Chris Brown and Drake are off the hook for a lawsuit filed by a nightclub that was the unexpected host to the two brawling in June 2012.
The $16 million lawsuit brought by the trademark holder of NYC's Greenhouse nightclub was thrown out of court Monday. A judge stated that Brown and Drake had "no duty to the club to behave," especially since the fight occurred at the adjacent W.i.P nightclub, reports TMZ.
The lesson here: Even when celebrities like Chris Brown and Drake are behaving badly, it doesn't always amount to a legal injury.
Who Sued Drake and Brown?
This case is somewhat confusing because of the facts, but here are the basics:
So the generically named Entertainment Enterprises (EE) was the plaintiff in this $16 million case. And although the big throw-down between Drake and Chris didn't even occur on their property, EE felt their proximity to the conflict "cost them a lot of money," reports TMZ.
Trademark Holder's Interests
Legally speaking, trademark holders like EE hold the legal interest in a name, symbol, or "mark" which is used to distinguish a product or service from others and identifies its source.
EE's trademark in "Greenhouse" entitles it to sue for infringement or dilution of that copyright. But in this case, EE sued for gross negligence, claiming that a potential business deal was nixed after bad publicity from the fight hit the media.
No Clear Duty
Defendants who are found guilty of negligence must be found to have breached a duty to the plaintiff, which then caused that person some form of calculable damage.
Chris Brown and Drake may have caused damage and breached a duty to the W.i.P. nightclub during their glass-breaky bash, but there is no clear duty for Brown and Drake to protect EE from negative publicity, the judge ruled.

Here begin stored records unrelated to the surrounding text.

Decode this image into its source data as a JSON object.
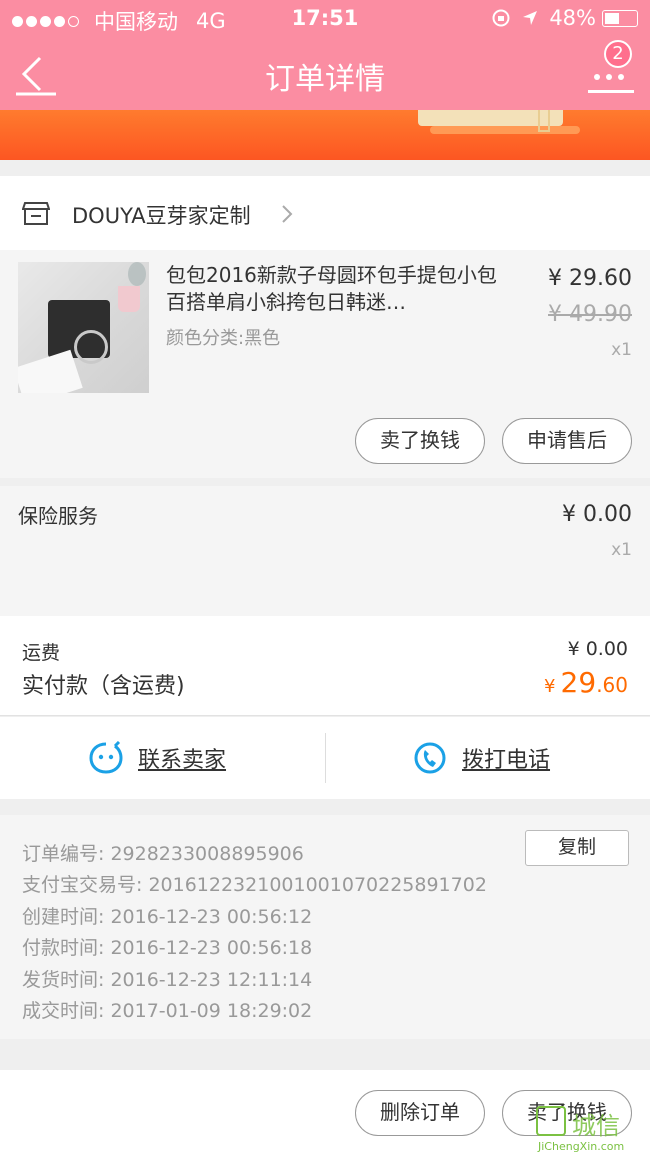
{
  "status_bar": {
    "carrier": "中国移动",
    "network": "4G",
    "time": "17:51",
    "battery": "48%"
  },
  "nav": {
    "title": "订单详情",
    "badge": "2"
  },
  "shop": {
    "name": "DOUYA豆芽家定制"
  },
  "product": {
    "title": "包包2016新款子母圆环包手提包小包百搭单肩小斜挎包日韩迷…",
    "spec": "颜色分类:黑色",
    "price": "¥ 29.60",
    "original_price": "¥ 49.90",
    "quantity": "x1",
    "sell_button": "卖了换钱",
    "aftersale_button": "申请售后"
  },
  "insurance": {
    "label": "保险服务",
    "price": "¥ 0.00",
    "quantity": "x1"
  },
  "payment": {
    "shipping_label": "运费",
    "shipping_value": "¥ 0.00",
    "total_label": "实付款（含运费)",
    "total_currency": "¥",
    "total_int": "29",
    "total_dec": ".60"
  },
  "contact": {
    "seller": "联系卖家",
    "phone": "拨打电话"
  },
  "order_info": {
    "order_no": "订单编号:   2928233008895906",
    "alipay_no": "支付宝交易号:   2016122321001001070225891702",
    "created": "创建时间:   2016-12-23 00:56:12",
    "paid": "付款时间:   2016-12-23 00:56:18",
    "shipped": "发货时间:   2016-12-23 12:11:14",
    "completed": "成交时间:   2017-01-09 18:29:02",
    "copy_button": "复制"
  },
  "footer": {
    "delete_button": "删除订单",
    "sell_button": "卖了换钱"
  },
  "watermark": {
    "text": "城信",
    "sub": "JiChengXin.com"
  },
  "colors": {
    "header": "#fb8da2",
    "accent": "#ff6a00",
    "icon_blue": "#1ba1e6"
  }
}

Additionally, the judge reminded EE that nightclub fights are not at all uncommon, so EE "can't just sue whenever a fight happens," reports TMZ.